%%

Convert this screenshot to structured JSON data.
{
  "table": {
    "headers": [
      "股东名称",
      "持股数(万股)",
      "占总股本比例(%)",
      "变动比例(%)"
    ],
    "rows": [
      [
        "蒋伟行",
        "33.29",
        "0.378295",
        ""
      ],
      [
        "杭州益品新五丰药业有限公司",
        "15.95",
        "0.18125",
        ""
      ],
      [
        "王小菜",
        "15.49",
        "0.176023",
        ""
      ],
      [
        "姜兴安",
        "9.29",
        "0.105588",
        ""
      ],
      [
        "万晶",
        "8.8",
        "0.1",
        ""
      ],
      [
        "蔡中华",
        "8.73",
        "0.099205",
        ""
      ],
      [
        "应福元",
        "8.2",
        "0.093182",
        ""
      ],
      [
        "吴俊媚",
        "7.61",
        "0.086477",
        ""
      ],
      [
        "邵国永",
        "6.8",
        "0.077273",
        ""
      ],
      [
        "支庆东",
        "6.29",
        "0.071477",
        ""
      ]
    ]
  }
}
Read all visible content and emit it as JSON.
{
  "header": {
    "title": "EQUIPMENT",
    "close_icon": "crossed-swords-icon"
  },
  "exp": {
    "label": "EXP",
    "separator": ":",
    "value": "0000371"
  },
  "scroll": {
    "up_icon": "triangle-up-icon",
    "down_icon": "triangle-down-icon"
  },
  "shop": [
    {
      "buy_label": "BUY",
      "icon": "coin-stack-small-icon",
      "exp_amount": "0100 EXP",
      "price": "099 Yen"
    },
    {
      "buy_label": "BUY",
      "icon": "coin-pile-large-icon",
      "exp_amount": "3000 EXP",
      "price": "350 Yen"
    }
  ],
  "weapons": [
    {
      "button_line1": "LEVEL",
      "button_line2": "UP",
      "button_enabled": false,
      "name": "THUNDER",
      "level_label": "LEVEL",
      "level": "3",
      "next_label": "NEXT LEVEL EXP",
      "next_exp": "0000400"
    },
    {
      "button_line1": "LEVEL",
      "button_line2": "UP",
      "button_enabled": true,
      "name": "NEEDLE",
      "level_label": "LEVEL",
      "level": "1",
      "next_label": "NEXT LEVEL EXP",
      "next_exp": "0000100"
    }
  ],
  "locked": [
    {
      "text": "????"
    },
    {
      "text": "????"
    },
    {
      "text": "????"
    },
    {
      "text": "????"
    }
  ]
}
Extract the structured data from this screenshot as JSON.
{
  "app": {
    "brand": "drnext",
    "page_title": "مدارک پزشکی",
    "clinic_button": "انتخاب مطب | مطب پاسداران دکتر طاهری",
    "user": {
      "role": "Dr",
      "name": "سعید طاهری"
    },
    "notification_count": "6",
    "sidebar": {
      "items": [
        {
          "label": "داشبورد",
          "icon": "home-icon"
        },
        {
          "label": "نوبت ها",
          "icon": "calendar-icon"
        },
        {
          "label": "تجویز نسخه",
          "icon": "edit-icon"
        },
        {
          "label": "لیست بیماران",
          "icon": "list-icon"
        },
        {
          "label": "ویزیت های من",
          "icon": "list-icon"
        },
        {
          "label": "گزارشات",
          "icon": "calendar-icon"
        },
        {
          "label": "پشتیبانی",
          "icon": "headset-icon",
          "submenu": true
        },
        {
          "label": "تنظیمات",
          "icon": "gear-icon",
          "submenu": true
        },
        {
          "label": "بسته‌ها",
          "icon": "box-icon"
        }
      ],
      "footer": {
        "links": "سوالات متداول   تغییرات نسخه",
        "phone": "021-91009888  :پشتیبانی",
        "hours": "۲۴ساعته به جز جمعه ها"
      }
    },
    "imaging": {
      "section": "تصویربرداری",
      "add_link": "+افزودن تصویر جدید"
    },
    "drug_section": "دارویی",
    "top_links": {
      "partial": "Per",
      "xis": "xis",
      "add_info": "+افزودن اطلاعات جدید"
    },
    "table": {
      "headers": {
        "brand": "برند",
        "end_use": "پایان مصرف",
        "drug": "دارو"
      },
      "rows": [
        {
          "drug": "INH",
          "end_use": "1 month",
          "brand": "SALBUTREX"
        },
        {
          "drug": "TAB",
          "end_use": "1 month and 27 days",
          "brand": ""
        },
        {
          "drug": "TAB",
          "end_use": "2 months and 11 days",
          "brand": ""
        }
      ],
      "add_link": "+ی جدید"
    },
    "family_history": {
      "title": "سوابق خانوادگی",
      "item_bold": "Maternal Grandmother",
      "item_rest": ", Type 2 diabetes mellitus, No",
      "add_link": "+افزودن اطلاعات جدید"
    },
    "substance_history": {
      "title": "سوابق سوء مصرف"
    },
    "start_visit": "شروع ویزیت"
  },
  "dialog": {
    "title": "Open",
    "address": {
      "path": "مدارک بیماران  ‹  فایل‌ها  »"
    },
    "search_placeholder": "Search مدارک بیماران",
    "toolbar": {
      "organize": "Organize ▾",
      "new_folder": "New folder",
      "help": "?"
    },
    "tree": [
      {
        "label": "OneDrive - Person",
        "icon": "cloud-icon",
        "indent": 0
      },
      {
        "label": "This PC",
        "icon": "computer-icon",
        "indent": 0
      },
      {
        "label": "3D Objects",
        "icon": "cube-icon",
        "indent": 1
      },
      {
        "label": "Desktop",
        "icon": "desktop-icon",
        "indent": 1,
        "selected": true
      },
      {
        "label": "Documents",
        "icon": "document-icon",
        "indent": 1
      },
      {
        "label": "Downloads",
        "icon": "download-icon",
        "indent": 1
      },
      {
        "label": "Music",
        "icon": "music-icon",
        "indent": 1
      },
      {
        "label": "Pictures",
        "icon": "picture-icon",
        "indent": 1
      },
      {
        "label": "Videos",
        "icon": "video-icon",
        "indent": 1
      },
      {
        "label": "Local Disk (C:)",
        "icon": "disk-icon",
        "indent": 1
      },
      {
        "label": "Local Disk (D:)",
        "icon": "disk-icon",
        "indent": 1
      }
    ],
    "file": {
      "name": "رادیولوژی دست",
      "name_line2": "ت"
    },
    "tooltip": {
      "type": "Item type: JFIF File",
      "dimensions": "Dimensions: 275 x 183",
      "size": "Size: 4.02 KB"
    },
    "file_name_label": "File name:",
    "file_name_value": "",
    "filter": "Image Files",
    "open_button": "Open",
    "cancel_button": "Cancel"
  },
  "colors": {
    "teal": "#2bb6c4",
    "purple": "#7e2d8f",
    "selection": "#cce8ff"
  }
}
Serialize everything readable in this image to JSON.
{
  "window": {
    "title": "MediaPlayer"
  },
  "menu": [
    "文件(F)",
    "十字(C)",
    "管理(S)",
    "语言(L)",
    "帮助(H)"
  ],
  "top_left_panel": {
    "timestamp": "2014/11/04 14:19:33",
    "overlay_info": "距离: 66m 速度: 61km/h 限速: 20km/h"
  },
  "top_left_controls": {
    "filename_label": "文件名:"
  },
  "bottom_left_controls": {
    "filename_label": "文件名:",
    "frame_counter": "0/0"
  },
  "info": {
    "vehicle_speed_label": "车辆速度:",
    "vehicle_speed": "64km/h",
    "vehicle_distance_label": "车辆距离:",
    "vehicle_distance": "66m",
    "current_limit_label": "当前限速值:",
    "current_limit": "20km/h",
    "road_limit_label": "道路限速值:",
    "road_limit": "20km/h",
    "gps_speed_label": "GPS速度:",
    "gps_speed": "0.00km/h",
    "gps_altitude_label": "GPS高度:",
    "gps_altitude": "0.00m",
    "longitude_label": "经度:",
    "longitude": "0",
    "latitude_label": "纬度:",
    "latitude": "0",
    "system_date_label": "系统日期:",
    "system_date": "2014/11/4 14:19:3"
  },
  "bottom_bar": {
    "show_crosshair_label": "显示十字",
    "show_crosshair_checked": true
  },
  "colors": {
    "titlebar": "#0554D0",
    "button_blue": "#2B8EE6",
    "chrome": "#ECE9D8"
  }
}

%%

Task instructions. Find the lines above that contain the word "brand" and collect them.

Your solution.
    "brand": "drnext",
        "brand": "برند",
          "brand": "SALBUTREX"
          "brand": ""
          "brand": ""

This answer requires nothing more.